# Qualitative Stats question (central limit theorem)

1. Dec 5, 2006

### habman_6
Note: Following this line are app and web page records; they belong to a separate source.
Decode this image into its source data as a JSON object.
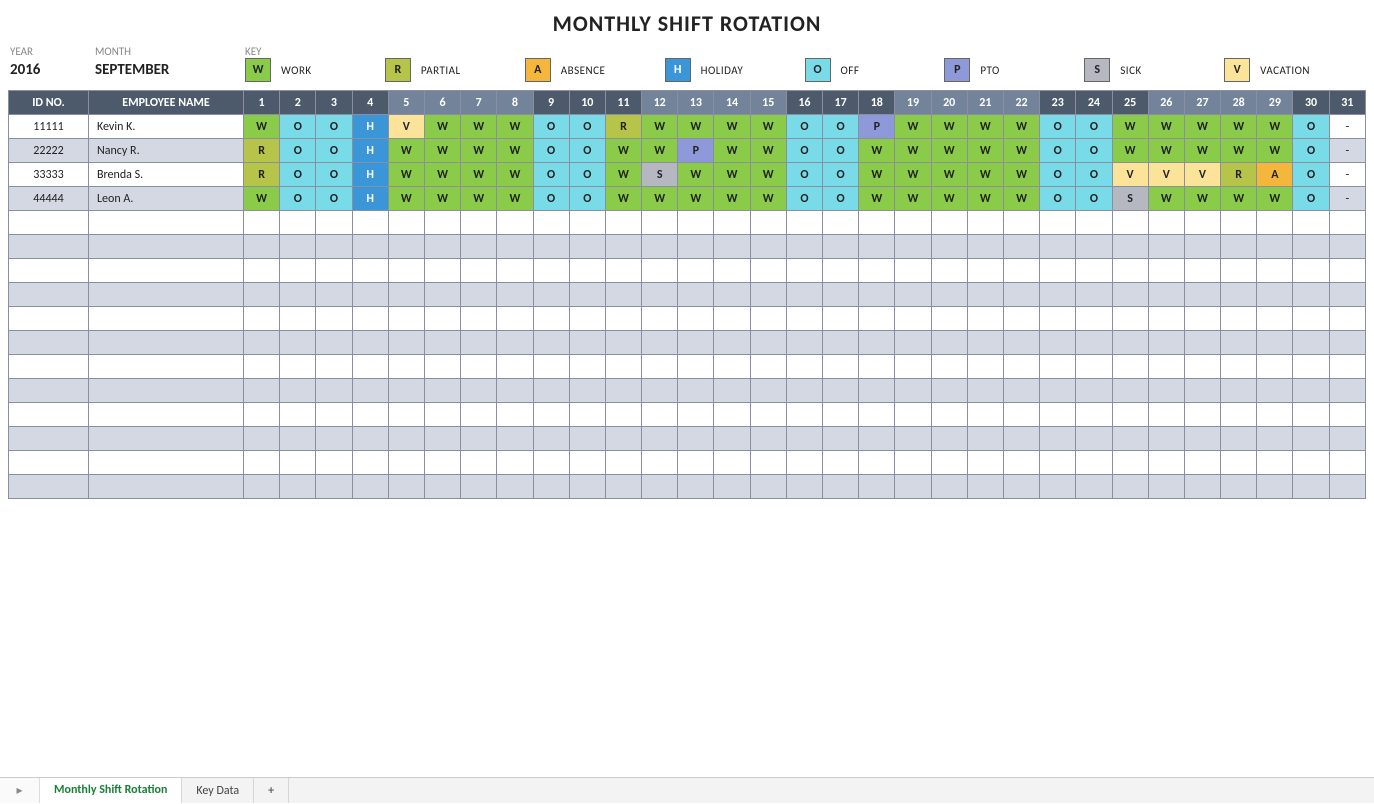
{
  "title": "MONTHLY SHIFT ROTATION",
  "labels": {
    "year": "YEAR",
    "month": "MONTH",
    "key": "KEY",
    "id": "ID NO.",
    "name": "EMPLOYEE NAME"
  },
  "year": "2016",
  "month": "SEPTEMBER",
  "days_in_month": 31,
  "day_header_light": [
    5,
    6,
    7,
    8,
    12,
    13,
    14,
    15,
    19,
    20,
    21,
    22,
    26,
    27,
    28,
    29
  ],
  "legend": [
    {
      "code": "W",
      "label": "WORK"
    },
    {
      "code": "R",
      "label": "PARTIAL"
    },
    {
      "code": "A",
      "label": "ABSENCE"
    },
    {
      "code": "H",
      "label": "HOLIDAY"
    },
    {
      "code": "O",
      "label": "OFF"
    },
    {
      "code": "P",
      "label": "PTO"
    },
    {
      "code": "S",
      "label": "SICK"
    },
    {
      "code": "V",
      "label": "VACATION"
    }
  ],
  "employees": [
    {
      "id": "11111",
      "name": "Kevin K.",
      "schedule": [
        "W",
        "O",
        "O",
        "H",
        "V",
        "W",
        "W",
        "W",
        "O",
        "O",
        "R",
        "W",
        "W",
        "W",
        "W",
        "O",
        "O",
        "P",
        "W",
        "W",
        "W",
        "W",
        "O",
        "O",
        "W",
        "W",
        "W",
        "W",
        "W",
        "O",
        "-"
      ]
    },
    {
      "id": "22222",
      "name": "Nancy R.",
      "schedule": [
        "R",
        "O",
        "O",
        "H",
        "W",
        "W",
        "W",
        "W",
        "O",
        "O",
        "W",
        "W",
        "P",
        "W",
        "W",
        "O",
        "O",
        "W",
        "W",
        "W",
        "W",
        "W",
        "O",
        "O",
        "W",
        "W",
        "W",
        "W",
        "W",
        "O",
        "-"
      ]
    },
    {
      "id": "33333",
      "name": "Brenda S.",
      "schedule": [
        "R",
        "O",
        "O",
        "H",
        "W",
        "W",
        "W",
        "W",
        "O",
        "O",
        "W",
        "S",
        "W",
        "W",
        "W",
        "O",
        "O",
        "W",
        "W",
        "W",
        "W",
        "W",
        "O",
        "O",
        "V",
        "V",
        "V",
        "R",
        "A",
        "O",
        "-"
      ]
    },
    {
      "id": "44444",
      "name": "Leon A.",
      "schedule": [
        "W",
        "O",
        "O",
        "H",
        "W",
        "W",
        "W",
        "W",
        "O",
        "O",
        "W",
        "W",
        "W",
        "W",
        "W",
        "O",
        "O",
        "W",
        "W",
        "W",
        "W",
        "W",
        "O",
        "O",
        "S",
        "W",
        "W",
        "W",
        "W",
        "O",
        "-"
      ]
    }
  ],
  "empty_rows": 12,
  "tabs": {
    "nav_icon": "▸",
    "items": [
      "Monthly Shift Rotation",
      "Key Data"
    ],
    "active": 0,
    "add": "+"
  }
}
3) Which of the following are consequences of the Central Limit Theorem?
I) A SRS of resale house prices for 100 randomly selected transactions from all sale transactions in 2001 (in Toronto) will be obtained. Since the sample is large, we should expect the histogram for the sample to be nearly normal.
II) We will draw a SRS (simple random sample) of 100 students from all University of Toronto students, and measure each person’s cholesterol level. The average cholesterol level for the sample should be approximately normally distributed.
III) We want to estimate the proportion of Ontario voters who intend to vote for the Liberal party in the next election, and decide to draw a SRS of 400 voters. The percentage of the people in the sample who will say that they intend to vote Liberal is approximately normally distributed.
IV) We will draw a SRS of 100 adults from the Canadian military, and count the number who have the AIDS virus. The number of individuals in the sample who will be found to have the AIDS virus should be approximately normally distributed.
V) We are interested in the average income for all Canadian families for 2001. The mean income for all Canadian families should be approximately normal, due to the large number of families in the population.

The answer is II and III. I understand why I is wrong, and I understand why V is wrong. However, to me, IV seems exactly the same as III. Apparently its because the proportion is too low, but that does not make sense to me in terms of CLT. What should it matter what the proportion is, as long as the sample means have that same proportion?

2. Dec 6, 2006

### AlephZero

If the sample size or the proportion is too small the approximation is too poor to be useful. As an example, consider the Binomial distribution(N,p). The CLT applies to this case. The rule of thumb is that the normal approximation to the Binomial is poor unless Np > 10.

http://www.stat.yale.edu/Courses/1997-98/101/binom.htm

To convince yourself, look at the pdf of some binomial distributions that don't satisfy Np > 10, e.g. N = 100, p = 0.01.

3. Dec 6, 2006

### habman_6

Thanks Aleph, I understand now.